In a world where so much of what we eat is conveniently mess-proof and cookie-cutter, it's nice to see that hand-made and one-of-a-kind can still hold its own. (And yes, even on those occasions when the pan of bar cookies is crispy brown on the edges while the center isn't completely done... and the harried cook scrambles for a remedy... kinda like the fourth quarter of a Broncos football game. Sigh.) 

Tuesday, December 13, 2011

Eat, Drink, Cook: The Potato Pancake Tradition

Over at Hungry Chicken Homestead — where blog writer Bonnie Simon says her citified chickens rule the roost — there's an opportunity to weigh in on the best way to make potato pancakes.

Bonnie is Jewish, and potato latkes are a traditional food for her family at this time of year, even if she and her mom trade friendly barbs over whether the potatoes should be blended or shredded first. (And don't we all know what those fun little food disputes can be like?)

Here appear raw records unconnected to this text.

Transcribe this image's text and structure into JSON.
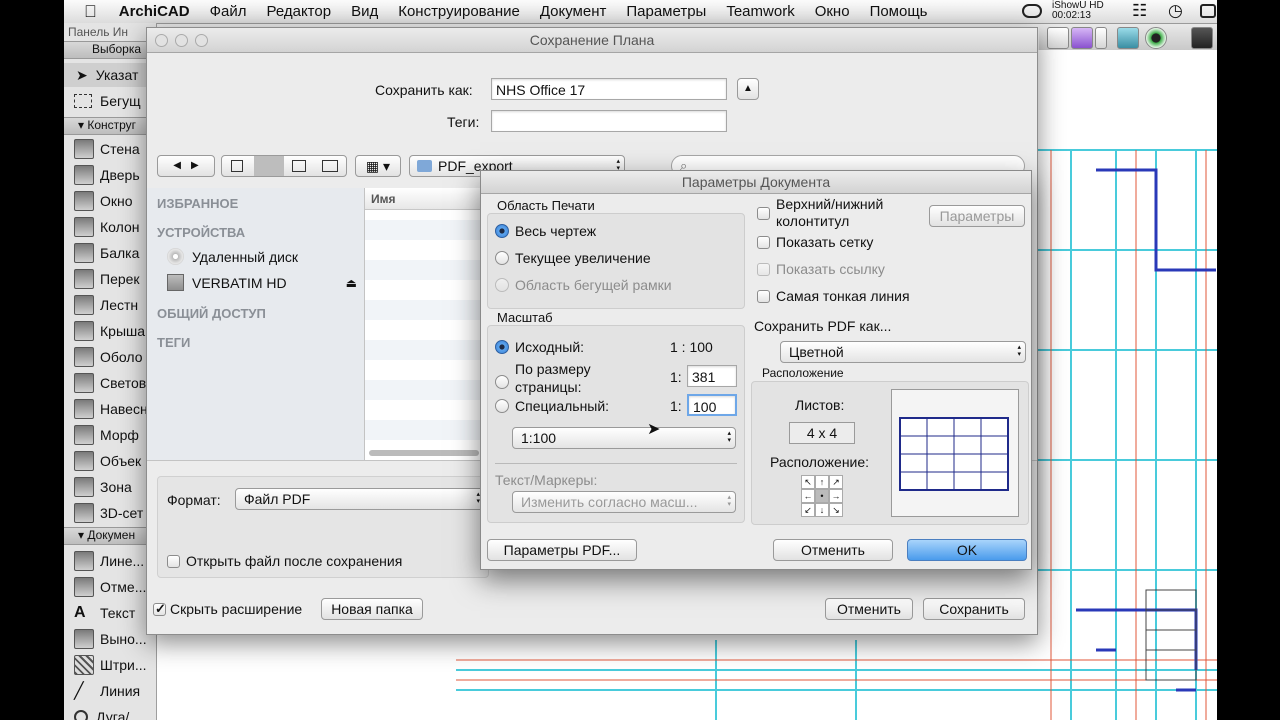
{
  "menubar": {
    "app": "ArchiCAD",
    "items": [
      "Файл",
      "Редактор",
      "Вид",
      "Конструирование",
      "Документ",
      "Параметры",
      "Teamwork",
      "Окно",
      "Помощь"
    ],
    "recorder_label": "iShowU HD",
    "recorder_time": "00:02:13"
  },
  "toolbox": {
    "panel_label": "Панель Ин",
    "selection_label": "Выборка",
    "items_top": [
      "Указат",
      "Бегущ"
    ],
    "construct_header": "Конструг",
    "construct_items": [
      "Стена",
      "Дверь",
      "Окно",
      "Колон",
      "Балка",
      "Перек",
      "Лестн",
      "Крыша",
      "Оболо",
      "Светов",
      "Навесн",
      "Морф",
      "Объек",
      "Зона",
      "3D-сет"
    ],
    "document_header": "Докумен",
    "document_items": [
      "Лине...",
      "Отме...",
      "Текст",
      "Выно...",
      "Штри...",
      "Линия",
      "Дуга/..."
    ]
  },
  "save_dialog": {
    "title": "Сохранение Плана",
    "save_as_label": "Сохранить как:",
    "save_as_value": "NHS Office 17",
    "tags_label": "Теги:",
    "tags_value": "",
    "folder": "PDF_export",
    "search_placeholder": "",
    "sidebar": {
      "favorites": "ИЗБРАННОЕ",
      "devices": "УСТРОЙСТВА",
      "device_items": [
        "Удаленный диск",
        "VERBATIM HD"
      ],
      "shared": "ОБЩИЙ ДОСТУП",
      "tags": "ТЕГИ"
    },
    "column_name": "Имя",
    "format_label": "Формат:",
    "format_value": "Файл PDF",
    "open_after_label": "Открыть файл после сохранения",
    "hide_ext_label": "Скрыть расширение",
    "new_folder": "Новая папка",
    "cancel": "Отменить",
    "save": "Сохранить"
  },
  "doc_dialog": {
    "title": "Параметры Документа",
    "print_area": {
      "title": "Область Печати",
      "options": [
        "Весь чертеж",
        "Текущее увеличение",
        "Область бегущей рамки"
      ],
      "selected": 0
    },
    "scale": {
      "title": "Масштаб",
      "original_label": "Исходный:",
      "original_value": "1 : 100",
      "fit_label_1": "По размеру",
      "fit_label_2": "страницы:",
      "fit_prefix": "1:",
      "fit_value": "381",
      "custom_label": "Специальный:",
      "custom_prefix": "1:",
      "custom_value": "100",
      "preset": "1:100"
    },
    "text_markers": {
      "label": "Текст/Маркеры:",
      "value": "Изменить согласно масш..."
    },
    "options": {
      "header_footer_1": "Верхний/нижний",
      "header_footer_2": "колонтитул",
      "params_button": "Параметры",
      "show_grid": "Показать сетку",
      "show_link": "Показать ссылку",
      "thinnest_line": "Самая тонкая линия"
    },
    "save_pdf_as_label": "Сохранить PDF как...",
    "save_pdf_as_value": "Цветной",
    "layout": {
      "title": "Расположение",
      "sheets_label": "Листов:",
      "sheets_value": "4 x 4",
      "placement_label": "Расположение:",
      "arrows": [
        "↖",
        "↑",
        "↗",
        "←",
        "•",
        "→",
        "↙",
        "↓",
        "↘"
      ]
    },
    "pdf_params_button": "Параметры PDF...",
    "cancel": "Отменить",
    "ok": "OK"
  }
}
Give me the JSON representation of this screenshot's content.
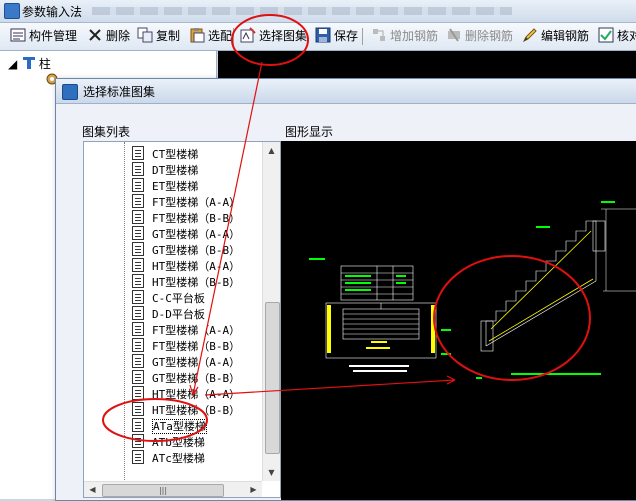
{
  "app": {
    "title": "参数输入法"
  },
  "toolbar": {
    "component_mgmt": "构件管理",
    "delete": "删除",
    "copy": "复制",
    "select_config": "选配",
    "select_atlas": "选择图集",
    "save": "保存",
    "add_rebar": "增加钢筋",
    "delete_rebar": "删除钢筋",
    "edit_rebar": "编辑钢筋",
    "check": "核对"
  },
  "tree": {
    "root": "柱"
  },
  "dialog": {
    "title": "选择标准图集",
    "list_label": "图集列表",
    "view_label": "图形显示",
    "items": [
      "CT型楼梯",
      "DT型楼梯",
      "ET型楼梯",
      "FT型楼梯（A-A）",
      "FT型楼梯（B-B）",
      "GT型楼梯（A-A）",
      "GT型楼梯（B-B）",
      "HT型楼梯（A-A）",
      "HT型楼梯（B-B）",
      "C-C平台板",
      "D-D平台板",
      "FT型楼梯（A-A）",
      "FT型楼梯（B-B）",
      "GT型楼梯（A-A）",
      "GT型楼梯（B-B）",
      "HT型楼梯（A-A）",
      "HT型楼梯（B-B）",
      "ATa型楼梯",
      "ATb型楼梯",
      "ATc型楼梯"
    ],
    "selected_index": 17
  },
  "colors": {
    "annotation": "#e01010",
    "cad_bg": "#000000",
    "cad_line": "#ffffff",
    "cad_green": "#00ff00",
    "cad_yellow": "#ffff00"
  }
}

Bonnie's story and recipe reminded me that my mom, who is not Jewish but rather of German Mennonite ancestry, often made potato pancakes for us when we were kids. (Hers were pillowy smooth rather than free-form shredded too. Maybe it's a generational thing.) Those tender pancakes were fragrant, warm and soft, perfect for cold winter mornings or long dark winter evenings on the farm. Comfort food, that's what they were. Bonnie's remembrances are feeding my own, and now I'm thinking about making some myself. Plus, group me with those who think potatoes have been unfairly demonized (Dr. Daphne Miller devotes an entire chapter to the healthy upside of traditional potato-centric diets in her wonderful book, The Jungle Effect: The Healthiest Diets from Around the World — Why They Work and How to Make Them Work for You.) My view: Fast food french fries, bad. Colorado potatoes with skins on, good. Especially during the winter.

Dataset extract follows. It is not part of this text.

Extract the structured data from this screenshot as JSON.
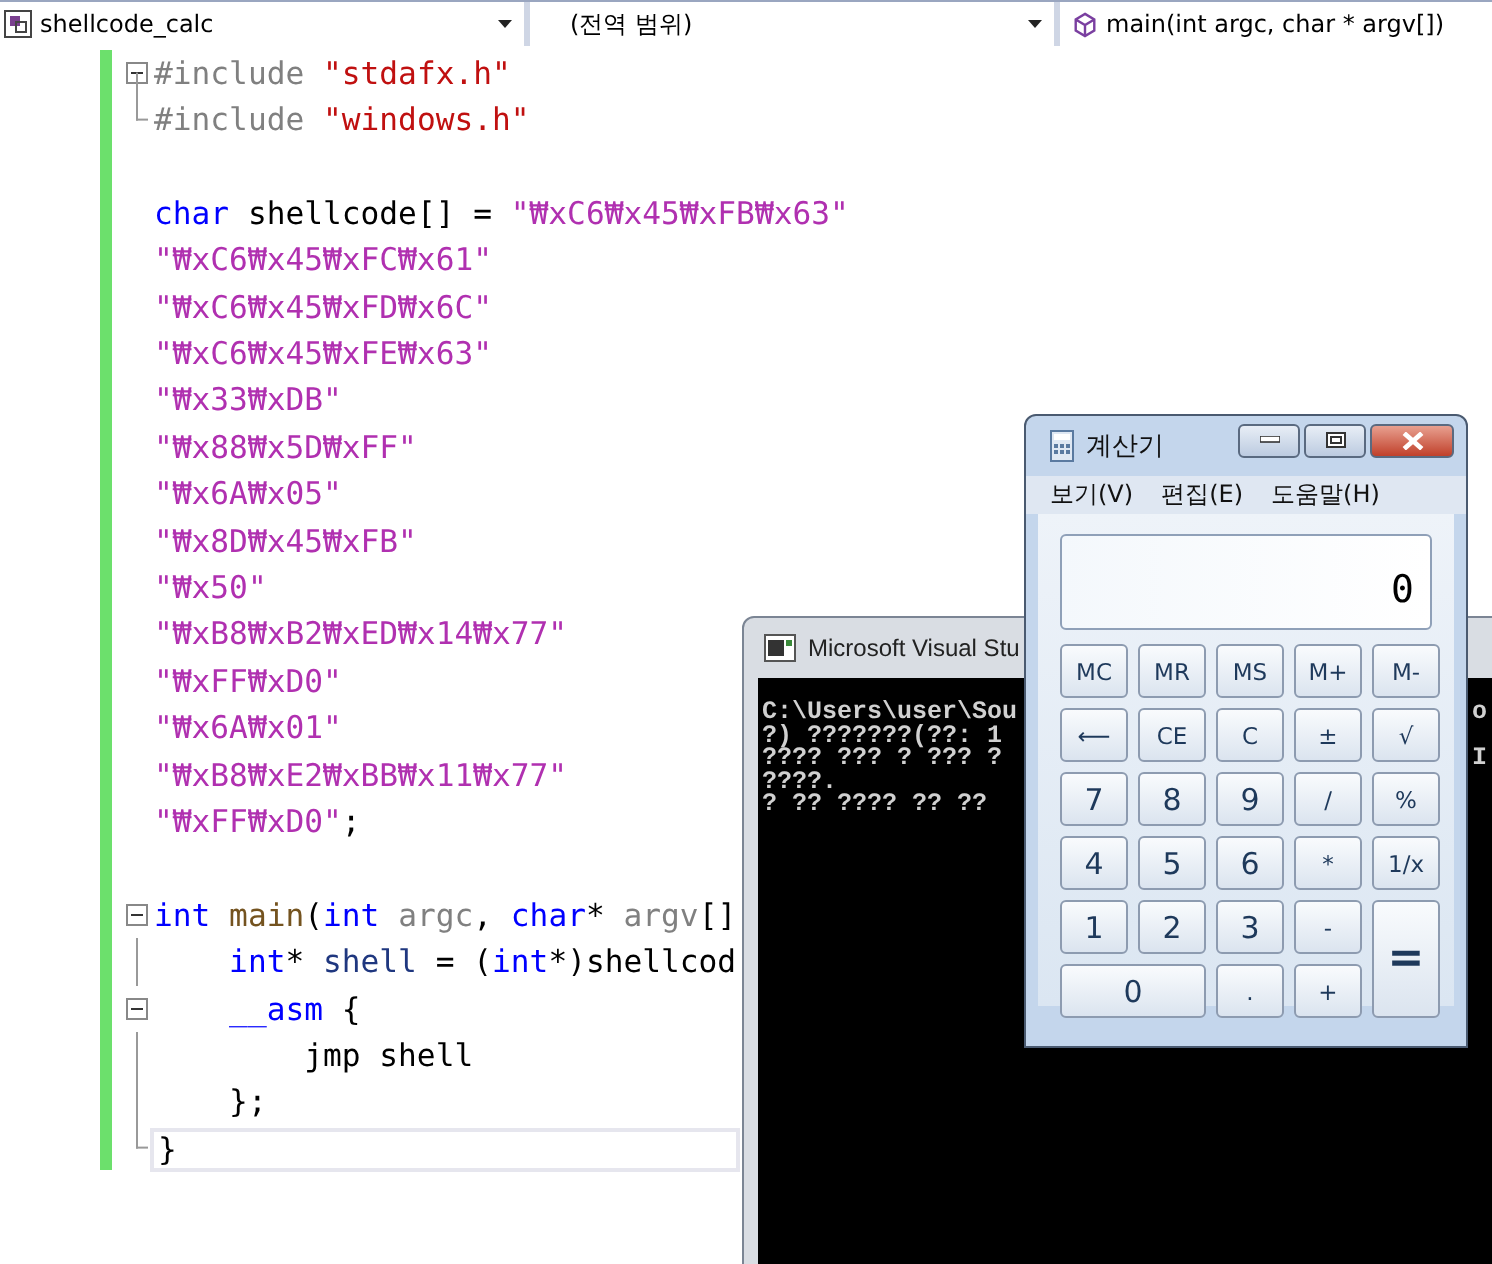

For something leaner, lighter and literally greener, though, I couldn't help noticing a recipe from Gourmet (God rest its soul, my all-time favorite magazine before the clueless bean-counters parachuted into the Conde Nast corporate office and decided since Bon Appetit published recipes, too, the best literary food journalism available in print should be canned) for zucchini latkes. If you're like me, you find yourself craving all things green during these dark (but sparkly) days of plant dormancy. Here's a way to have your pancake, and eat something green too.


Add a little color to the Festival of Lights with zucchini pancakes that shine green. Lighter than potato latkes, they’re the Mediterranean cousins who’ve traveled north to visit family in eastern Europe.
  • 3 lb zucchini
  • 1 1/3 cups plain fine dry bread crumbs
  • 2 large eggs, lightly beaten
  • 1 teaspoon dried marjoram
  • About 1 cup vegetable oil for frying

    sour cream

    a deep-fat thermometer
  • Grate zucchini using medium shredding disk of a food processor. Transfer to a bowl and toss with 2 tsp salt. Let stand 30 minutes.
  • Squeeze zucchini in batches in a kitchen towel to remove as much liquid as possible. Transfer zucchini to a large bowl and stir in bread crumbs, eggs, marjoram, 1/2 tsp salt, and 1/4 tsp pepper.
  • Preheat oven to 200°F.
  • Heat 1/3 cup oil in a 12-inch heavy skillet over medium heat until it shimmers. Scoop 2 Tbsp mixture per latke into skillet (6 to 8 per batch). Flatten with a fork to form 21/2- to 3-inch pancakes. Fry until golden brown, about 2 minutes per side (adding more oil as necessary). Transfer to a paper-towel-lined baking sheet and keep warm in oven.